Fetch as Google is relevant to larger websites more than it is to smaller ones and a site with 100+ pages could find it useful to identify problems not highlighted yet.

Indexed Status

Used in conjunction with the other features covered so far in Part 2, this can be a great help for identifying issues with your website or SEO strategy. Indexed Status summarizes how many pages your website has against how many Google has indexed.

In an ideal world, then of course, these two numbers will always be the same. What considerations might you make if they are not?

Duplicate Content

If you have a dozen pages of your site that are all saying the same thing, Google will only index one of them. Ask yourself if you really need all of these pages, and get rid of those you do not. The only exception will be if you have pages filled with ‘lorem ipsum’ that you have deliberately hidden or ‘no indexed.’

Slow or Inaccessible

Think about the numbers from earlier; how quick does your content download; do you have any crawling errors or blocked URL’s? All of these could cause Google not to index a page. If a certain page takes too long to download, Google will not wait forever, they will simply move on, and you will suffer.

Although these problems will often be easy to resolve quick fixes, and probably even be things you are already aware of or working on, it is always worth monitoring them, lest they grow into something bigger.


This function simply tells you whether any malware is present on your site. Remember, when potential customers visit your site, they will be warned if malware has been found, so deal with it quickly before it hits your revenues.

Search Queries

While it can be tempting to start looking at these pages in-depth, you are better using it for simple analysis of peaks and troughs in search activity around your site and keywords. The reality is that most issues will be visible in the other features of Google Webmaster Tools, pre-empting what you would likely discover here anyway.

External Links

Although you might use a service such as Majestic SEO to view your link profile, you can also do so through Google Webmaster Tools.
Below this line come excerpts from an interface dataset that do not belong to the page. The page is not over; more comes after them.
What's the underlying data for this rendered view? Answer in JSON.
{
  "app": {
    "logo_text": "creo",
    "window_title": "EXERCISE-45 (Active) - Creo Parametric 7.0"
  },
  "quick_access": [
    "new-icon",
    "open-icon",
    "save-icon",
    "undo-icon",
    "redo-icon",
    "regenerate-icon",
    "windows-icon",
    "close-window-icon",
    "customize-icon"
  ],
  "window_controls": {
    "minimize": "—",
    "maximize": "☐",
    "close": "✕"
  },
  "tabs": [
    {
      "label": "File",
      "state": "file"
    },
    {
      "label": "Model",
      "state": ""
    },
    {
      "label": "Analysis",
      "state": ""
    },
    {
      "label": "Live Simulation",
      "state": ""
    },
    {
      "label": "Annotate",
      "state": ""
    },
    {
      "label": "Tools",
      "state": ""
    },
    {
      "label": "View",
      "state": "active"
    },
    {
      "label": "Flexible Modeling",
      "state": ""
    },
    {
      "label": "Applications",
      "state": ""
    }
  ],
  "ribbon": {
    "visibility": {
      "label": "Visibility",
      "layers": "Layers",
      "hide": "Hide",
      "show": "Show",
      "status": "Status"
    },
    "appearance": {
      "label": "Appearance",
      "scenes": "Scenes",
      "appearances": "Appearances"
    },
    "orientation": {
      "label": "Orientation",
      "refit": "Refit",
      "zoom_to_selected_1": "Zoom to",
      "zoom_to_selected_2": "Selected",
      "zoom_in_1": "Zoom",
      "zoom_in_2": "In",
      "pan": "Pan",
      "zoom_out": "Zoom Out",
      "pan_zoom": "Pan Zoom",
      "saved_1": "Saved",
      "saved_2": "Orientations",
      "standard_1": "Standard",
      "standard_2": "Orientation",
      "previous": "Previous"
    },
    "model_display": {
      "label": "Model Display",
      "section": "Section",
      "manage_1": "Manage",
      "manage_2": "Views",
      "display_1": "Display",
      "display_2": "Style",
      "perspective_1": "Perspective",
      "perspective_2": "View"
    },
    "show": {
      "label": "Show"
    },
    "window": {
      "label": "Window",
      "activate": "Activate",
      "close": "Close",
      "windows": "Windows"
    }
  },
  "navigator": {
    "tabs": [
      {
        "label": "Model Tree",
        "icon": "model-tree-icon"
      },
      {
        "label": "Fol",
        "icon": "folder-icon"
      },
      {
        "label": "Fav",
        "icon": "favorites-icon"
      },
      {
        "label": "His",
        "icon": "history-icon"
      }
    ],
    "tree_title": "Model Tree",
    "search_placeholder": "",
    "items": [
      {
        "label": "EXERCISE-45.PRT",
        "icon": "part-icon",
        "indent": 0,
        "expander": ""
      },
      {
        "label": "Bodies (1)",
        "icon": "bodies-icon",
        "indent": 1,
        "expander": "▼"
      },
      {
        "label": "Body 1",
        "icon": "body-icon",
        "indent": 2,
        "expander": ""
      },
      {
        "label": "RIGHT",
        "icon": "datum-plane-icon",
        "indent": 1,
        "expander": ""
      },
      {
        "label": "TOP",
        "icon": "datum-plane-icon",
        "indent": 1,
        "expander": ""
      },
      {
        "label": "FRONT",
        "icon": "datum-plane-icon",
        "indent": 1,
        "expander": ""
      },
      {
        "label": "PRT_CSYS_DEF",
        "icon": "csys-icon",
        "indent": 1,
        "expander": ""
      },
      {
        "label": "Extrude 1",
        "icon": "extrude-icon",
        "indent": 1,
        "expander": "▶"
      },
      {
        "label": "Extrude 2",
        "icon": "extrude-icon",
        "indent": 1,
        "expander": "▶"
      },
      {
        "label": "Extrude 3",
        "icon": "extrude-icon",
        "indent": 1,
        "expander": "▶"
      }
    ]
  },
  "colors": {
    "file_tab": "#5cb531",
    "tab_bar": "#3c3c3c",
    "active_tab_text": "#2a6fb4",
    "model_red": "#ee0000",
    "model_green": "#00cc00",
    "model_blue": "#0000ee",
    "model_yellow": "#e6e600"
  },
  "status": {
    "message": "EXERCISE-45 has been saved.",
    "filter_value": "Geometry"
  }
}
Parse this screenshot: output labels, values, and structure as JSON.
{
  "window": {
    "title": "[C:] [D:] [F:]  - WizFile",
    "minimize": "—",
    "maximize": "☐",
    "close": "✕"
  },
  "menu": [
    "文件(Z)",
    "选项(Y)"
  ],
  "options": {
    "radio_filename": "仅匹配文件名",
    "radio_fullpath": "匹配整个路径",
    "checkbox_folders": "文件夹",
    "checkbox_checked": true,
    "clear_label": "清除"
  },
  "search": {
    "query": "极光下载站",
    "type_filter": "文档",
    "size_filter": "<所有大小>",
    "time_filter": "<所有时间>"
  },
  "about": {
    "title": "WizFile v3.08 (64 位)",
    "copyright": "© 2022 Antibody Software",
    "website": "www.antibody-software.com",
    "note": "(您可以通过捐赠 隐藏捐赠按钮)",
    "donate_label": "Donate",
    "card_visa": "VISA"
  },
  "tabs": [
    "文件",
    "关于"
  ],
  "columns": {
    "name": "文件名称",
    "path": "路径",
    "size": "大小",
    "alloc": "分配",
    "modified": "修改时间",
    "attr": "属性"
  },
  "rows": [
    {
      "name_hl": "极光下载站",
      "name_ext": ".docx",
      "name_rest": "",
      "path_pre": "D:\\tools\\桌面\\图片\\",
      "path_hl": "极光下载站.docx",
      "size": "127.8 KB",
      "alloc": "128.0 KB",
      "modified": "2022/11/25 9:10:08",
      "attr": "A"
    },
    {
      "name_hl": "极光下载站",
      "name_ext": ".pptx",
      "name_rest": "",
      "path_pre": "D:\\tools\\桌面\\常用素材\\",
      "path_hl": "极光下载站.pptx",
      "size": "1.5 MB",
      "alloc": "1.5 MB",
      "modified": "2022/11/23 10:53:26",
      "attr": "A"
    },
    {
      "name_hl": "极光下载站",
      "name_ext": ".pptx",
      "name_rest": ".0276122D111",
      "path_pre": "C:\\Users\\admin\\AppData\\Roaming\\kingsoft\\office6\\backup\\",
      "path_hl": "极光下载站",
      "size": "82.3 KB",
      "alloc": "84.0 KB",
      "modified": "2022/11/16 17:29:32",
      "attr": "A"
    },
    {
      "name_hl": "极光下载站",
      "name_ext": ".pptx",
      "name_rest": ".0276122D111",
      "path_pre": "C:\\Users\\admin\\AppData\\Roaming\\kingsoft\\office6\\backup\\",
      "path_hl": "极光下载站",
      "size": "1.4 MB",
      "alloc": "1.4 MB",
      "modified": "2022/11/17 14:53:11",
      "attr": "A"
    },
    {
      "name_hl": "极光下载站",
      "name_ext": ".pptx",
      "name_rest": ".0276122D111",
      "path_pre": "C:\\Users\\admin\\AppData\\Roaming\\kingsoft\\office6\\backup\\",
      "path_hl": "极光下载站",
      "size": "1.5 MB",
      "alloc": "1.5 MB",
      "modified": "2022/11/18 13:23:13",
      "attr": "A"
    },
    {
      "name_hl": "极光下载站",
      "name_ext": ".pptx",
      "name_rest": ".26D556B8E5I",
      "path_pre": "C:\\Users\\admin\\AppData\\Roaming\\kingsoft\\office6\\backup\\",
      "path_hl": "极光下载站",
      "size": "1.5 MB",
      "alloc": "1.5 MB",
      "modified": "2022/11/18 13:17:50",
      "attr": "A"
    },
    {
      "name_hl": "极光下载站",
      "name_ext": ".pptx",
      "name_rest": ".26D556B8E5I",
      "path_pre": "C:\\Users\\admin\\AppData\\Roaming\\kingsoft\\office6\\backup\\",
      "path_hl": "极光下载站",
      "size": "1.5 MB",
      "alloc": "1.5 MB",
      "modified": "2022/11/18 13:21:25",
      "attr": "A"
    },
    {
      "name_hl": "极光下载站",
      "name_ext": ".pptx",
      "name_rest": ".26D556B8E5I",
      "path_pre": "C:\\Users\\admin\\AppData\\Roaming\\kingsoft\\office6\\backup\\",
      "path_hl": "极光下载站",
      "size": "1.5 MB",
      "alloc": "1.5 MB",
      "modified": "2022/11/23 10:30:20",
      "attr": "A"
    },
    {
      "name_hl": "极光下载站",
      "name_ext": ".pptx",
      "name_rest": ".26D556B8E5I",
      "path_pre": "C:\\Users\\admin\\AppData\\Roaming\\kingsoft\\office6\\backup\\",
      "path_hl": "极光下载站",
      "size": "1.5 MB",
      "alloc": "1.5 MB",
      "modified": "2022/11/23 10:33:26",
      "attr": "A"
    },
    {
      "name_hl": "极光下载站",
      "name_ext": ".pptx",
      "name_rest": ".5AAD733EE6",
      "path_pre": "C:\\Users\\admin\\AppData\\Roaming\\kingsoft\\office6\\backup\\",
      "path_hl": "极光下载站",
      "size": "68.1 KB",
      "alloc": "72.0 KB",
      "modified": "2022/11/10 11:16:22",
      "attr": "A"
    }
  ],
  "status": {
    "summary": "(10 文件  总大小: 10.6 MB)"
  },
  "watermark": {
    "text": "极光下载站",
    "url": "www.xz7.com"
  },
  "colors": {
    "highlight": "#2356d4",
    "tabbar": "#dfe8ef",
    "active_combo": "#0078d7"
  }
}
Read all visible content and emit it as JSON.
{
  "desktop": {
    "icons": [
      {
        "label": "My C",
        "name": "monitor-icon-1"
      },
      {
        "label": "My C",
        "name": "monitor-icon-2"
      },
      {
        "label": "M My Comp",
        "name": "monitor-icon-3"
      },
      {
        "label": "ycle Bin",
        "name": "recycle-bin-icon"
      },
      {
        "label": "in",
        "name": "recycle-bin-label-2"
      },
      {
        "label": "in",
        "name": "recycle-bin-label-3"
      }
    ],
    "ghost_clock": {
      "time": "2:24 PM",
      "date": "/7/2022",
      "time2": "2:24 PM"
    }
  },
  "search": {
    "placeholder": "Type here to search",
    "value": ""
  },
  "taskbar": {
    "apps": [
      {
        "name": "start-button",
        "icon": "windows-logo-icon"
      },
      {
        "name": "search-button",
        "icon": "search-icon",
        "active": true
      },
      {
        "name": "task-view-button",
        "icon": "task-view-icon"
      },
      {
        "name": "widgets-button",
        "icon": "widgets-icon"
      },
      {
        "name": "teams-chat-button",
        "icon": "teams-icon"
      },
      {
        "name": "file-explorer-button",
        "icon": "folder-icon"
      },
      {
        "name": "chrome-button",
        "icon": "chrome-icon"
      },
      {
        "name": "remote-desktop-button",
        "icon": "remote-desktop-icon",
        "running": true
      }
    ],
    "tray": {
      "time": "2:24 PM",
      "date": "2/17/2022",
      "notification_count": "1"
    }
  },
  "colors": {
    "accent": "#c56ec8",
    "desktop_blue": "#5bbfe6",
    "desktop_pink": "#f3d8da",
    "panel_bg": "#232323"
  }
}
While you will likely know about Google’s tips for link building, the ‘organic’ links that you have not built or earned yourself could cause the most concern.

Whether you want to remove links from sites that you do not want associated with your brand, or want to build your awareness of the anchor text used to inform your own link building strategy, all of the data you need is present here.

There are a number of options at your disposal for dealing with unwanted external links.

· You can direct any traffic from that particular link to a 404 page, although you should be aware that the link itself still exists.

· Contact the website and request that the link is removed.

· Use the disavow links tool, that you will find at the foot of the toolbar and which we will cover in the third and final part of this guide.

At this stage of your journey through Google Webmaster Tools, you should be starting to understand the potential of the platform and seeing some real benefits, both in terms of SEO and with user experience.

In the final part of this guide, we explore the remaining features of Google Webmaster Tools, starting with internal links.